Q: When did you last get a traffic ticket?
A: One traffic ticket my whole life. Utah, like 4 in the morning. My husband and I were driving to and from Denver. First, I got a ticket speeding, but it was that time of day. And then an hour later, he did. So, Utah—not one of our favorite places....
Q: What don’t you miss about City Hall?
A: I do not miss getting calls at 3 a.m. that an officer has been shot or that something has gone wrong. I don’t miss the 24/7 nature of it, which was unrelenting. That’s what I don’t miss.
Q: What’s your favorite L.A. restaurant?
A: We like Prado, which is on Larchmont Boulevard. It’s Caribbean, family-oriented, great food, convivial—no screaming—funky. There are many fine restaurants here, but it’s of a type. Great people, too.
KPCC reporter Alice Walton also took some Zocalo questions in the green room at the City Hall women event. Excerpt:
Q: What tweet are you most proud of?
A: The ones that are quirkiest seem to be the best and are the most fun and most enjoyed. Last week I had a tweet about finding a cockroach in the paper towel dispenser at City Hall, and people loved that. People tweeted back their cockroach stories. I even got a call from KTLA wanting to do a story on it. So stuff like that’s pretty good, or any time I can tweet about what a city councilmember is doing during a meeting, that’s pretty funny.

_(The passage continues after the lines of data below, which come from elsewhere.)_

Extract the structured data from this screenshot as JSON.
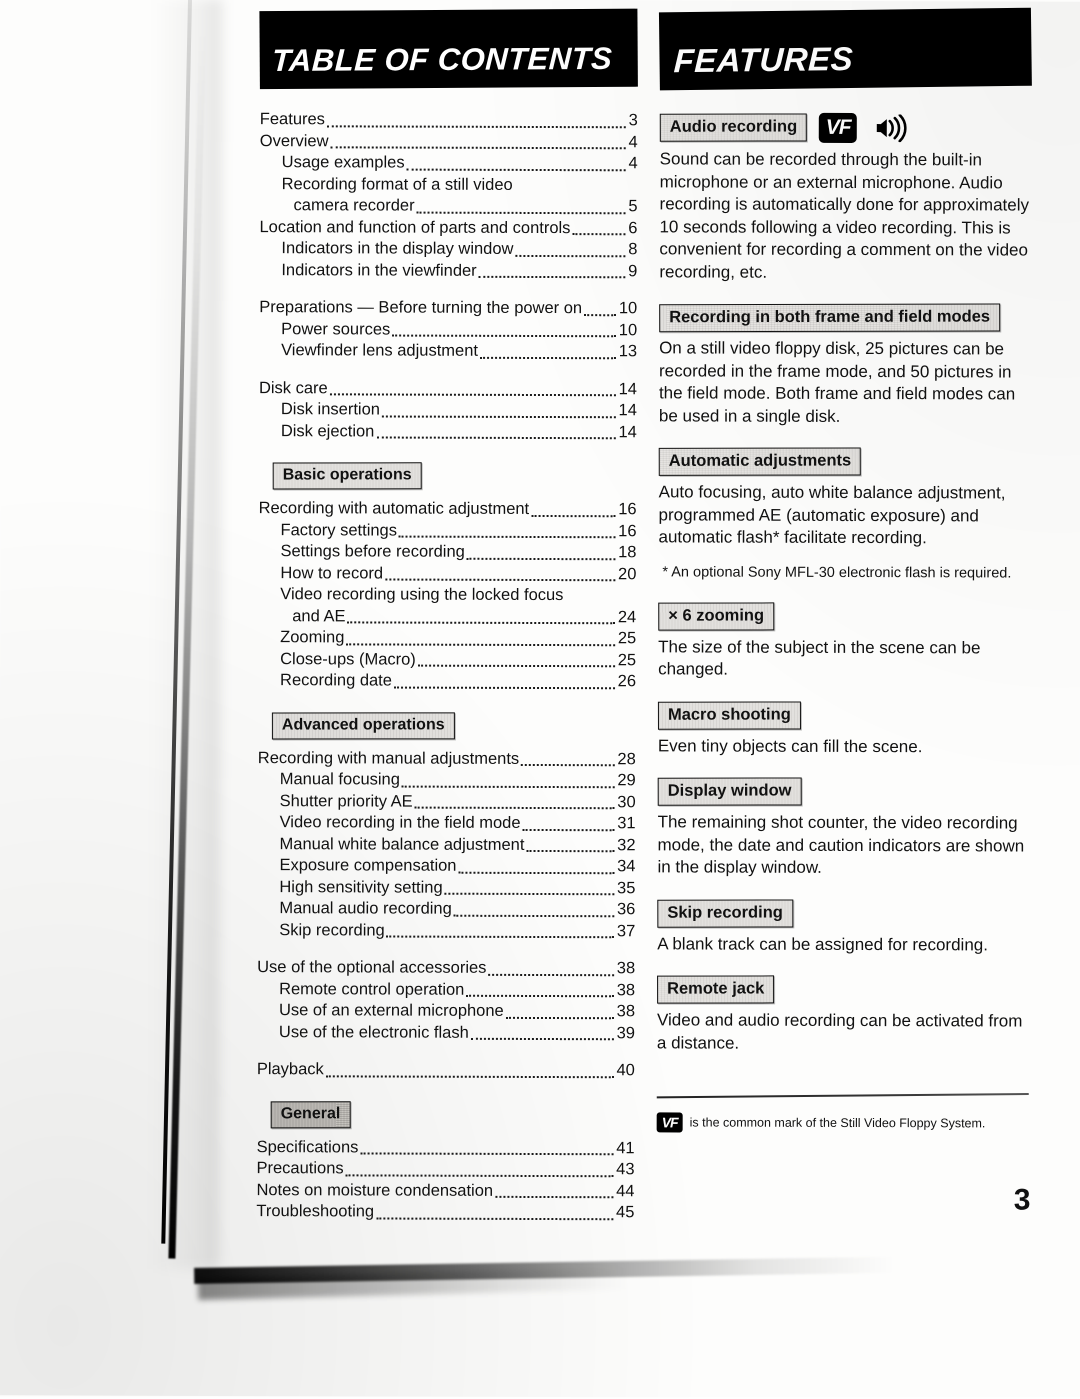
{
  "page": {
    "number": "3",
    "paper_tone": "#fdfdfc",
    "ink": "#111111"
  },
  "left_column": {
    "banner_title": "TABLE OF CONTENTS",
    "groups": [
      {
        "label": null,
        "entries": [
          {
            "title": "Features",
            "page": "3",
            "level": 1
          },
          {
            "title": "Overview",
            "page": "4",
            "level": 1
          },
          {
            "title": "Usage examples",
            "page": "4",
            "level": 2
          },
          {
            "title": "Recording format of a still video",
            "page": "",
            "level": 2,
            "dots": false
          },
          {
            "title": "camera recorder",
            "page": "5",
            "level": 3
          },
          {
            "title": "Location and function of parts and controls",
            "page": "6",
            "level": 1
          },
          {
            "title": "Indicators in the display window",
            "page": "8",
            "level": 2
          },
          {
            "title": "Indicators in the viewfinder",
            "page": "9",
            "level": 2
          }
        ]
      },
      {
        "label": null,
        "entries": [
          {
            "title": "Preparations — Before turning the power on",
            "page": "10",
            "level": 1
          },
          {
            "title": "Power sources",
            "page": "10",
            "level": 2
          },
          {
            "title": "Viewfinder lens adjustment",
            "page": "13",
            "level": 2
          }
        ]
      },
      {
        "label": null,
        "entries": [
          {
            "title": "Disk care",
            "page": "14",
            "level": 1
          },
          {
            "title": "Disk insertion",
            "page": "14",
            "level": 2
          },
          {
            "title": "Disk ejection",
            "page": "14",
            "level": 2
          }
        ]
      },
      {
        "label": "Basic operations",
        "entries": [
          {
            "title": "Recording with automatic adjustment",
            "page": "16",
            "level": 1
          },
          {
            "title": "Factory settings",
            "page": "16",
            "level": 2
          },
          {
            "title": "Settings before recording",
            "page": "18",
            "level": 2
          },
          {
            "title": "How to record",
            "page": "20",
            "level": 2
          },
          {
            "title": "Video recording using the locked focus",
            "page": "",
            "level": 2,
            "dots": false
          },
          {
            "title": "and AE",
            "page": "24",
            "level": 3
          },
          {
            "title": "Zooming",
            "page": "25",
            "level": 2
          },
          {
            "title": "Close-ups (Macro)",
            "page": "25",
            "level": 2
          },
          {
            "title": "Recording date",
            "page": "26",
            "level": 2
          }
        ]
      },
      {
        "label": "Advanced operations",
        "entries": [
          {
            "title": "Recording with manual adjustments",
            "page": "28",
            "level": 1
          },
          {
            "title": "Manual focusing",
            "page": "29",
            "level": 2
          },
          {
            "title": "Shutter priority AE",
            "page": "30",
            "level": 2
          },
          {
            "title": "Video recording in the field mode",
            "page": "31",
            "level": 2
          },
          {
            "title": "Manual white balance adjustment",
            "page": "32",
            "level": 2
          },
          {
            "title": "Exposure compensation",
            "page": "34",
            "level": 2
          },
          {
            "title": "High sensitivity setting",
            "page": "35",
            "level": 2
          },
          {
            "title": "Manual audio recording",
            "page": "36",
            "level": 2
          },
          {
            "title": "Skip recording",
            "page": "37",
            "level": 2
          }
        ]
      },
      {
        "label": null,
        "entries": [
          {
            "title": "Use of the optional accessories",
            "page": "38",
            "level": 1
          },
          {
            "title": "Remote control operation",
            "page": "38",
            "level": 2
          },
          {
            "title": "Use of an external microphone",
            "page": "38",
            "level": 2
          },
          {
            "title": "Use of the electronic flash",
            "page": "39",
            "level": 2
          }
        ]
      },
      {
        "label": null,
        "entries": [
          {
            "title": "Playback",
            "page": "40",
            "level": 1
          }
        ]
      },
      {
        "label": "General",
        "entries": [
          {
            "title": "Specifications",
            "page": "41",
            "level": 1
          },
          {
            "title": "Precautions",
            "page": "43",
            "level": 1
          },
          {
            "title": "Notes on moisture condensation",
            "page": "44",
            "level": 1
          },
          {
            "title": "Troubleshooting",
            "page": "45",
            "level": 1
          }
        ]
      }
    ]
  },
  "right_column": {
    "banner_title": "FEATURES",
    "blocks": [
      {
        "label": "Audio recording",
        "icons": [
          "vf-logo-icon",
          "sound-wave-icon"
        ],
        "body": "Sound can be recorded through the built-in microphone or an external microphone. Audio recording is automatically done for approximately 10 seconds following a video recording. This is convenient for recording a comment on the video recording, etc."
      },
      {
        "label": "Recording in both frame and field modes",
        "icons": [],
        "body": "On a still video floppy disk, 25 pictures can be recorded in the frame mode, and 50 pictures in the field mode. Both frame and field modes can be used in a single disk."
      },
      {
        "label": "Automatic adjustments",
        "icons": [],
        "body": "Auto focusing, auto white balance adjustment, programmed AE (automatic exposure) and automatic flash* facilitate recording.",
        "note": "* An optional Sony MFL-30 electronic flash is required."
      },
      {
        "label": "× 6 zooming",
        "icons": [],
        "body": "The size of the subject in the scene can be changed."
      },
      {
        "label": "Macro shooting",
        "icons": [],
        "body": "Even tiny objects can fill the scene."
      },
      {
        "label": "Display window",
        "icons": [],
        "body": "The remaining shot counter, the video recording mode, the date and caution indicators are shown in the display window."
      },
      {
        "label": "Skip recording",
        "icons": [],
        "body": "A blank track can be assigned for recording."
      },
      {
        "label": "Remote jack",
        "icons": [],
        "body": "Video and audio recording can be activated from a distance."
      }
    ]
  },
  "footer": {
    "vf_mark_label": "VF",
    "note": "is the common mark of the Still Video Floppy System."
  }
}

Q: What’s your favorite cliché?
A: Probably that things always work out. It’s such a cliché, and I don’t even know what it means, but I think it’s a helpful thing to keep in mind if you’re frustrated or bothered by something.
Q: Besides women and fewer cockroaches, what does L.A. politics need more of?
A: I think it needs people to be way more engaged. I don’t think the average Angeleno knows what City Hall should be doing for them, and doesn’t know what to expect of their elected officials.
The dearth-of-women panel also included Mariel Garza, the opinion editor for the Los Angeles News Group, and Linda Griego, who ran for mayor in 1993. Here's a Zocalo write-up of the discussion. Sample:
What we don’t have, said Kramer, is “the machine that galvanizes people to get into politics”—the role that political parties used to play. But this means there’s also an opening: “The moment is ripe for a multiethnic, a multicultural group of women and men—principally led by women—to create a pipeline to nurture and support women to run for office.”
Looking at the most recent mayoral race, Garza asked the panelists if they felt gender was an issue.
Griego said that while the candidates couldn’t say, “Vote for me because I’m a woman,” she didn’t think there was a gender backlash.
But Walton said that when the prospect of Wendy Greuel becoming L.A.’s first female mayor came up on the air and on social media, commenters weren’t very nice. “People would ask, so what?” she said. And missing from the conversation were the benefits of creating a culture of equality and a role model for young women.
Greuel definitely tried to work the first-woman angle hard as her campaign faltered, but she found it just didn't take with enough voters.